Practice Management and Administration: Ethics |

I Am Homosexual: Will My Autonomy as a Patient Be Respected by Health Care Providers? FREE TO VIEW

Fernando Aragon, MS; Stephanie Bustamante, MS; Ismael Garcia, MS; Samaria Mejia, MS; Mauricio Schiavon, MS; Sharon Einav, MD; Joseph Varon, MD
Author and Funding Information

University General Hospital, Houston, TX

Copyright 2016, American College of Chest Physicians. All Rights Reserved.

Chest. 2016;149(4_S):A417. doi:10.1016/j.chest.2016.02.434
Text Size: A A A
Published online


SESSION TYPE: Original Investigation Slide

PRESENTED ON: Saturday, April 16, 2016 at 04:00 PM - 05:00 PM

PURPOSE: This study intended to determine the attitudes of healthcare providers towards homosexual patients, with particular emphasis on respect towards patient autonomy regarding HIV testing.

METHODS: After IRB approval, a 30-question survey was conducted among the medical and paramedical staff of 24 different health care centers in 8 countries. The questionnaire included information regarding respondent demographics, their individual sexual preference and their attitudes towards treatment of a homosexual patient. All questionnaires were completed anonymously.

RESULTS: 1450 surveys were filled in full. Males comprised 38.6% of the cohort (n=559) and 3.8% stated they are homosexual themselves (n=55). Respondents were almost equally divided between physicians (18.5%), nurses (27%), medical students (34.3%) and other paramedical staff members (19.0%). Most respondents (59%) had >5 years of experience working with patients. In response to the question “Do you feel that you are prepared to provide care to a homosexual patient?” there was a 15% negative response rate (n=217). Almost one fifth of the respondents (17.3%, n=251) stated they would be more likely to test for HIV without patient knowledge in homosexual patients compared to non-homosexual patients. Male healthcare workers (7.2% n=39, vs. 4.7% n=39) seemed more likely to state that their beliefs about homosexuality affect the care they provide to a homosexual patient, but this difference did not achieve statistical significance (p=0.051). Male healthcare workers were significantly more likely than female healthcare workers (22.6% n=123 vs. 14.5 n=120) to override patient autonomy by testing homosexual patients for HIV without their knowledge (p<0.001). Respondent sexual preferences were not associated with a different respect towards autonomy.

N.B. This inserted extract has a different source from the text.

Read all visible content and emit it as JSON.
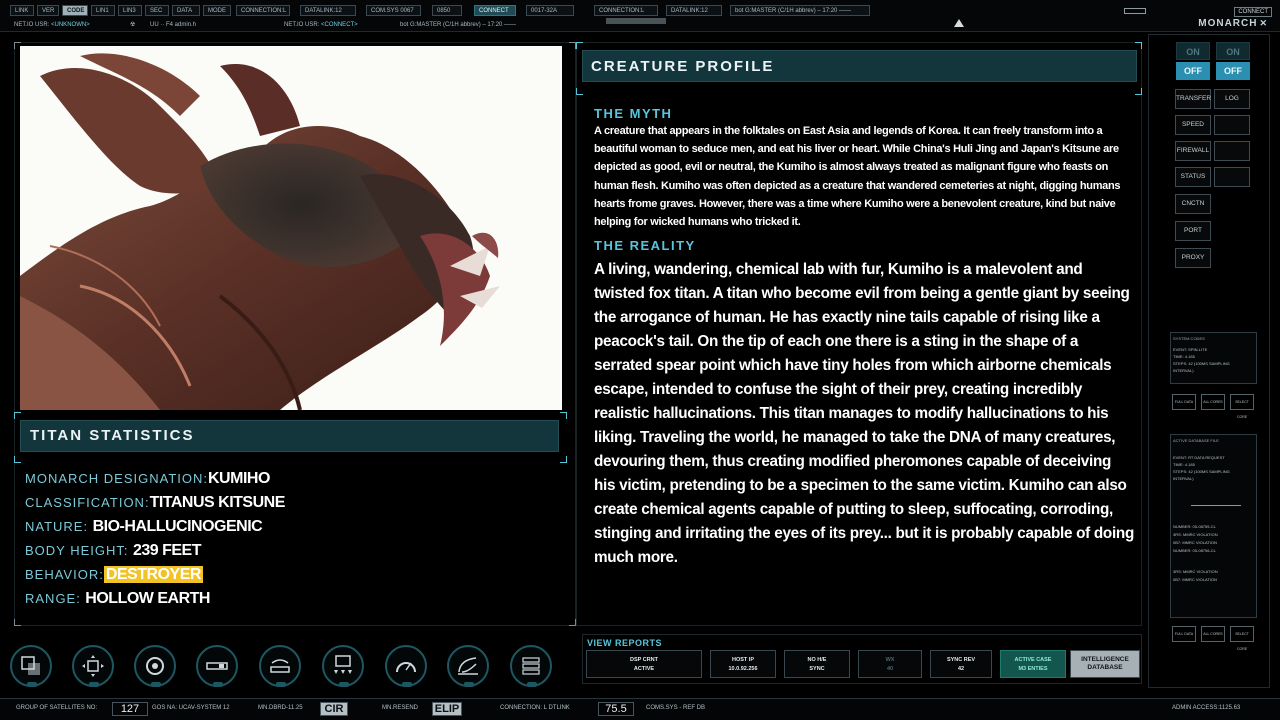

CONCLUSIONS: In our cohort, the autonomy of a homosexual patient was not respected by one in six medical heath care practitioners regardless of their personal sexual preference. Male practitioners seem to respect patient autonomy less than women practitioners.

CLINICAL IMPLICATIONS: To the best of our knowledge this is the first study to address the controversial issue of healthcare practitioner's attitude towards homosexual patients and potential differential treatment. Further research on the topic is clearly indicated to learn how healthcare practitioner may learn to overcome cultural and psychological barriers towards homosexuality.

DISCLOSURE: The following authors have nothing to disclose: Fernando Aragon, Stephanie Bustamante, Ismael Garcia, Samaria Mejia, Mauricio Schiavon, Sharon Einav, Joseph Varon

No Product/Research Disclosure Information




Citing articles are presented as examples only. In non-demo SCM6 implementation, integration with CrossRef’s "Cited By" API will populate this tab (http://www.crossref.org/citedby.html).

Some tools below are only available to our subscribers or users with an online account.

Related Content

Customize your page view by dragging & repositioning the boxes below.

Find Similar Articles
CHEST Journal Articles
PubMed Articles
[Nurses Addressing LGBT Health Needs. Imprint ;63(3):33, 35.
End-of-life care should be the same for all. Br J Community Nurs 2016;21(7):325.
  • CHEST Journal
    Print ISSN: 0012-3692
    Online ISSN: 1931-3543